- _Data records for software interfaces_
↓↓↓

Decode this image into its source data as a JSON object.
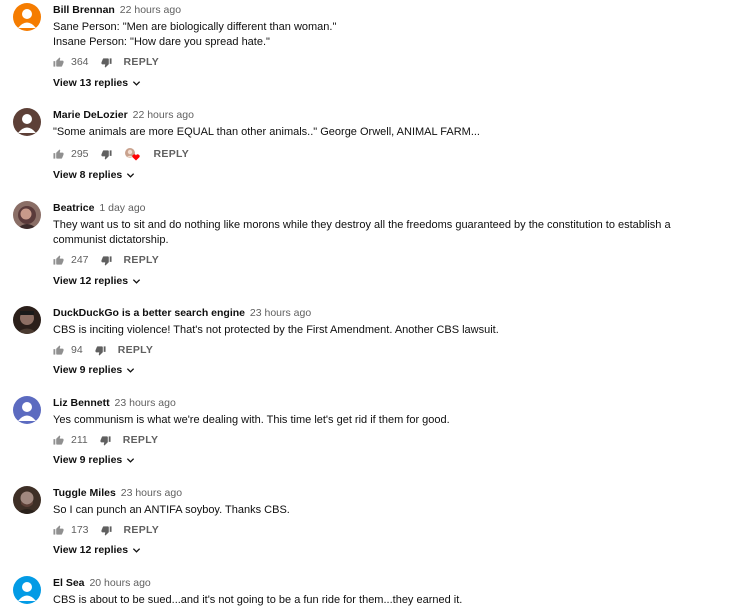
{
  "comments": [
    {
      "author": "Bill Brennan",
      "time": "22 hours ago",
      "text": "Sane Person:  \"Men are biologically different than woman.\"\nInsane Person:  \"How dare you spread hate.\"",
      "likes": "364",
      "reply_label": "REPLY",
      "replies_label": "View 13 replies",
      "avatar_color": "#f57c00",
      "avatar_icon": "person-icon"
    },
    {
      "author": "Marie DeLozier",
      "time": "22 hours ago",
      "text": "\"Some animals are more EQUAL than other animals..\" George Orwell, ANIMAL FARM...",
      "likes": "295",
      "reply_label": "REPLY",
      "replies_label": "View 8 replies",
      "avatar_color": "#5d4037",
      "avatar_icon": "person-icon",
      "creator_heart": true
    },
    {
      "author": "Beatrice",
      "time": "1 day ago",
      "text": "They want us to sit and do nothing like morons while they destroy all the freedoms guaranteed by the constitution to establish a communist dictatorship.",
      "likes": "247",
      "reply_label": "REPLY",
      "replies_label": "View 12 replies",
      "avatar_color": "#6d4c41",
      "avatar_icon": "profile-photo"
    },
    {
      "author": "DuckDuckGo is a better search engine",
      "time": "23 hours ago",
      "text": "CBS is inciting violence! That's not protected by the First Amendment. Another CBS lawsuit.",
      "likes": "94",
      "reply_label": "REPLY",
      "replies_label": "View 9 replies",
      "avatar_color": "#3e2723",
      "avatar_icon": "profile-photo"
    },
    {
      "author": "Liz Bennett",
      "time": "23 hours ago",
      "text": "Yes communism is what we're dealing with. This time let's get rid if them for good.",
      "likes": "211",
      "reply_label": "REPLY",
      "replies_label": "View 9 replies",
      "avatar_color": "#5c6bc0",
      "avatar_icon": "person-icon"
    },
    {
      "author": "Tuggle Miles",
      "time": "23 hours ago",
      "text": "So I can punch an ANTIFA soyboy. Thanks CBS.",
      "likes": "173",
      "reply_label": "REPLY",
      "replies_label": "View 12 replies",
      "avatar_color": "#4e342e",
      "avatar_icon": "profile-photo"
    },
    {
      "author": "El Sea",
      "time": "20 hours ago",
      "text": "CBS is about to be sued...and it's not going to be a fun ride for them...they earned it.",
      "avatar_color": "#039be5",
      "avatar_icon": "person-icon"
    }
  ]
}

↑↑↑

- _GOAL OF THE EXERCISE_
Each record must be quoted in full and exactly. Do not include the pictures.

- _SOLUTION_
Decode this image into its source data as a JSON object.
{
  "comments": [
    {
      "author": "Bill Brennan",
      "time": "22 hours ago",
      "text": "Sane Person:  \"Men are biologically different than woman.\"\nInsane Person:  \"How dare you spread hate.\"",
      "likes": "364",
      "reply_label": "REPLY",
      "replies_label": "View 13 replies",
      "avatar_color": "#f57c00",
      "avatar_icon": "person-icon"
    },
    {
      "author": "Marie DeLozier",
      "time": "22 hours ago",
      "text": "\"Some animals are more EQUAL than other animals..\" George Orwell, ANIMAL FARM...",
      "likes": "295",
      "reply_label": "REPLY",
      "replies_label": "View 8 replies",
      "avatar_color": "#5d4037",
      "avatar_icon": "person-icon",
      "creator_heart": true
    },
    {
      "author": "Beatrice",
      "time": "1 day ago",
      "text": "They want us to sit and do nothing like morons while they destroy all the freedoms guaranteed by the constitution to establish a communist dictatorship.",
      "likes": "247",
      "reply_label": "REPLY",
      "replies_label": "View 12 replies",
      "avatar_color": "#6d4c41",
      "avatar_icon": "profile-photo"
    },
    {
      "author": "DuckDuckGo is a better search engine",
      "time": "23 hours ago",
      "text": "CBS is inciting violence! That's not protected by the First Amendment. Another CBS lawsuit.",
      "likes": "94",
      "reply_label": "REPLY",
      "replies_label": "View 9 replies",
      "avatar_color": "#3e2723",
      "avatar_icon": "profile-photo"
    },
    {
      "author": "Liz Bennett",
      "time": "23 hours ago",
      "text": "Yes communism is what we're dealing with. This time let's get rid if them for good.",
      "likes": "211",
      "reply_label": "REPLY",
      "replies_label": "View 9 replies",
      "avatar_color": "#5c6bc0",
      "avatar_icon": "person-icon"
    },
    {
      "author": "Tuggle Miles",
      "time": "23 hours ago",
      "text": "So I can punch an ANTIFA soyboy. Thanks CBS.",
      "likes": "173",
      "reply_label": "REPLY",
      "replies_label": "View 12 replies",
      "avatar_color": "#4e342e",
      "avatar_icon": "profile-photo"
    },
    {
      "author": "El Sea",
      "time": "20 hours ago",
      "text": "CBS is about to be sued...and it's not going to be a fun ride for them...they earned it.",
      "avatar_color": "#039be5",
      "avatar_icon": "person-icon"
    }
  ]
}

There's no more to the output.